Collection entries:
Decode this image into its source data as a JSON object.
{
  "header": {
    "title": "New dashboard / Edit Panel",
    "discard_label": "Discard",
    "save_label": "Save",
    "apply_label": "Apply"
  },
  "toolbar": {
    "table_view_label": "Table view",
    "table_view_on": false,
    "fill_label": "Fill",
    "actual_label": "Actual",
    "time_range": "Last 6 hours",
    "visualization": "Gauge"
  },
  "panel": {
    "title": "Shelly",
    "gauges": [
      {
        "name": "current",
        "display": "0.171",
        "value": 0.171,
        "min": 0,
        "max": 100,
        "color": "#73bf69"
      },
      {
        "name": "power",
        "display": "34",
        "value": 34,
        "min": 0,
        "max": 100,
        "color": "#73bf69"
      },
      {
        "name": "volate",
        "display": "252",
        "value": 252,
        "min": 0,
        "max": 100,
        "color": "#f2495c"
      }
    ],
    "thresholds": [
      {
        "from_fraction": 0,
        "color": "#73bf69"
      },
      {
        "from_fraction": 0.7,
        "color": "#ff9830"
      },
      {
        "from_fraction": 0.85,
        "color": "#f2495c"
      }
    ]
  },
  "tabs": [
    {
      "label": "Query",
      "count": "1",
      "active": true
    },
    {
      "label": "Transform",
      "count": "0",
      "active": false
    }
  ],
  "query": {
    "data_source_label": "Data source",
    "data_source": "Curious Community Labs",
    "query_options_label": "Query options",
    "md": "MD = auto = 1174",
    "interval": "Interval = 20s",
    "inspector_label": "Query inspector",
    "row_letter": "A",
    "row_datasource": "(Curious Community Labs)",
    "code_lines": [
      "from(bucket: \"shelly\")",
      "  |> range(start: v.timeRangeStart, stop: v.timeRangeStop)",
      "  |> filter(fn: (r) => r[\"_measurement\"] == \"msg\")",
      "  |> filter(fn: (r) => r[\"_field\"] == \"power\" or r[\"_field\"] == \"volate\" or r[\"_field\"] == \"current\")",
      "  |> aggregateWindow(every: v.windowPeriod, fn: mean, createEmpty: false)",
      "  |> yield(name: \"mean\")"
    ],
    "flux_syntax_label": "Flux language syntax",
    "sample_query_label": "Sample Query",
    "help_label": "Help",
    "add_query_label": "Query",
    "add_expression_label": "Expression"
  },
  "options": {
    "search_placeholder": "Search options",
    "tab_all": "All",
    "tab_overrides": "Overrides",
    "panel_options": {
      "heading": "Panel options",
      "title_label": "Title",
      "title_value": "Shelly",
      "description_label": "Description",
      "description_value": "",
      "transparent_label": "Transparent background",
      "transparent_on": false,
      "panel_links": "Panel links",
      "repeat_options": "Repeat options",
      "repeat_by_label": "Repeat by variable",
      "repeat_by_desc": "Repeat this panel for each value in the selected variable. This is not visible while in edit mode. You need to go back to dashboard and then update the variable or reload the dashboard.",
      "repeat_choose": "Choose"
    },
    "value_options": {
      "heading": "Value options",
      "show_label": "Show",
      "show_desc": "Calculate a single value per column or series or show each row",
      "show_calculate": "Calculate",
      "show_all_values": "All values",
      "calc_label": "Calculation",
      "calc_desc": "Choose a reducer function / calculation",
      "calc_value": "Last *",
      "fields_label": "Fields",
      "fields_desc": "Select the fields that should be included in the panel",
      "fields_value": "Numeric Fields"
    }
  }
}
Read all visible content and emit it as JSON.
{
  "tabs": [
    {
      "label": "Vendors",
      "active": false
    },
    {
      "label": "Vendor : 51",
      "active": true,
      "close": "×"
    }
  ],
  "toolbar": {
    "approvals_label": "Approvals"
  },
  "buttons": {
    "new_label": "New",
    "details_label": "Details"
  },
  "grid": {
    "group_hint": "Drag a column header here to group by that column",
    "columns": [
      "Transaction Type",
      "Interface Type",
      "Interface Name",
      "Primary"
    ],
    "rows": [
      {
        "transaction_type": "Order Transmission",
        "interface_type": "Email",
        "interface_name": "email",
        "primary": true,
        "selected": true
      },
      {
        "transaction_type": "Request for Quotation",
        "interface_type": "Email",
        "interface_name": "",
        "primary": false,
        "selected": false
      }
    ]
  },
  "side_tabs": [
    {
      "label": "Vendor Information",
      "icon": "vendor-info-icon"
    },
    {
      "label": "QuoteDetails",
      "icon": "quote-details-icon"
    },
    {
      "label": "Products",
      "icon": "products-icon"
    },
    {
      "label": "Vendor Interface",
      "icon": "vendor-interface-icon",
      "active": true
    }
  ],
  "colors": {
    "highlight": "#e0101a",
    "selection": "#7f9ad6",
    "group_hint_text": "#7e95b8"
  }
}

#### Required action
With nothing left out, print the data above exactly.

#### Solution to the problem
Decode this image into its source data as a JSON object.
{
  "header": {
    "title": "New dashboard / Edit Panel",
    "discard_label": "Discard",
    "save_label": "Save",
    "apply_label": "Apply"
  },
  "toolbar": {
    "table_view_label": "Table view",
    "table_view_on": false,
    "fill_label": "Fill",
    "actual_label": "Actual",
    "time_range": "Last 6 hours",
    "visualization": "Gauge"
  },
  "panel": {
    "title": "Shelly",
    "gauges": [
      {
        "name": "current",
        "display": "0.171",
        "value": 0.171,
        "min": 0,
        "max": 100,
        "color": "#73bf69"
      },
      {
        "name": "power",
        "display": "34",
        "value": 34,
        "min": 0,
        "max": 100,
        "color": "#73bf69"
      },
      {
        "name": "volate",
        "display": "252",
        "value": 252,
        "min": 0,
        "max": 100,
        "color": "#f2495c"
      }
    ],
    "thresholds": [
      {
        "from_fraction": 0,
        "color": "#73bf69"
      },
      {
        "from_fraction": 0.7,
        "color": "#ff9830"
      },
      {
        "from_fraction": 0.85,
        "color": "#f2495c"
      }
    ]
  },
  "tabs": [
    {
      "label": "Query",
      "count": "1",
      "active": true
    },
    {
      "label": "Transform",
      "count": "0",
      "active": false
    }
  ],
  "query": {
    "data_source_label": "Data source",
    "data_source": "Curious Community Labs",
    "query_options_label": "Query options",
    "md": "MD = auto = 1174",
    "interval": "Interval = 20s",
    "inspector_label": "Query inspector",
    "row_letter": "A",
    "row_datasource": "(Curious Community Labs)",
    "code_lines": [
      "from(bucket: \"shelly\")",
      "  |> range(start: v.timeRangeStart, stop: v.timeRangeStop)",
      "  |> filter(fn: (r) => r[\"_measurement\"] == \"msg\")",
      "  |> filter(fn: (r) => r[\"_field\"] == \"power\" or r[\"_field\"] == \"volate\" or r[\"_field\"] == \"current\")",
      "  |> aggregateWindow(every: v.windowPeriod, fn: mean, createEmpty: false)",
      "  |> yield(name: \"mean\")"
    ],
    "flux_syntax_label": "Flux language syntax",
    "sample_query_label": "Sample Query",
    "help_label": "Help",
    "add_query_label": "Query",
    "add_expression_label": "Expression"
  },
  "options": {
    "search_placeholder": "Search options",
    "tab_all": "All",
    "tab_overrides": "Overrides",
    "panel_options": {
      "heading": "Panel options",
      "title_label": "Title",
      "title_value": "Shelly",
      "description_label": "Description",
      "description_value": "",
      "transparent_label": "Transparent background",
      "transparent_on": false,
      "panel_links": "Panel links",
      "repeat_options": "Repeat options",
      "repeat_by_label": "Repeat by variable",
      "repeat_by_desc": "Repeat this panel for each value in the selected variable. This is not visible while in edit mode. You need to go back to dashboard and then update the variable or reload the dashboard.",
      "repeat_choose": "Choose"
    },
    "value_options": {
      "heading": "Value options",
      "show_label": "Show",
      "show_desc": "Calculate a single value per column or series or show each row",
      "show_calculate": "Calculate",
      "show_all_values": "All values",
      "calc_label": "Calculation",
      "calc_desc": "Choose a reducer function / calculation",
      "calc_value": "Last *",
      "fields_label": "Fields",
      "fields_desc": "Select the fields that should be included in the panel",
      "fields_value": "Numeric Fields"
    }
  }
}
Read all visible content and emit it as JSON.
{
  "tabs": [
    {
      "label": "Vendors",
      "active": false
    },
    {
      "label": "Vendor : 51",
      "active": true,
      "close": "×"
    }
  ],
  "toolbar": {
    "approvals_label": "Approvals"
  },
  "buttons": {
    "new_label": "New",
    "details_label": "Details"
  },
  "grid": {
    "group_hint": "Drag a column header here to group by that column",
    "columns": [
      "Transaction Type",
      "Interface Type",
      "Interface Name",
      "Primary"
    ],
    "rows": [
      {
        "transaction_type": "Order Transmission",
        "interface_type": "Email",
        "interface_name": "email",
        "primary": true,
        "selected": true
      },
      {
        "transaction_type": "Request for Quotation",
        "interface_type": "Email",
        "interface_name": "",
        "primary": false,
        "selected": false
      }
    ]
  },
  "side_tabs": [
    {
      "label": "Vendor Information",
      "icon": "vendor-info-icon"
    },
    {
      "label": "QuoteDetails",
      "icon": "quote-details-icon"
    },
    {
      "label": "Products",
      "icon": "products-icon"
    },
    {
      "label": "Vendor Interface",
      "icon": "vendor-interface-icon",
      "active": true
    }
  ],
  "colors": {
    "highlight": "#e0101a",
    "selection": "#7f9ad6",
    "group_hint_text": "#7e95b8"
  }
}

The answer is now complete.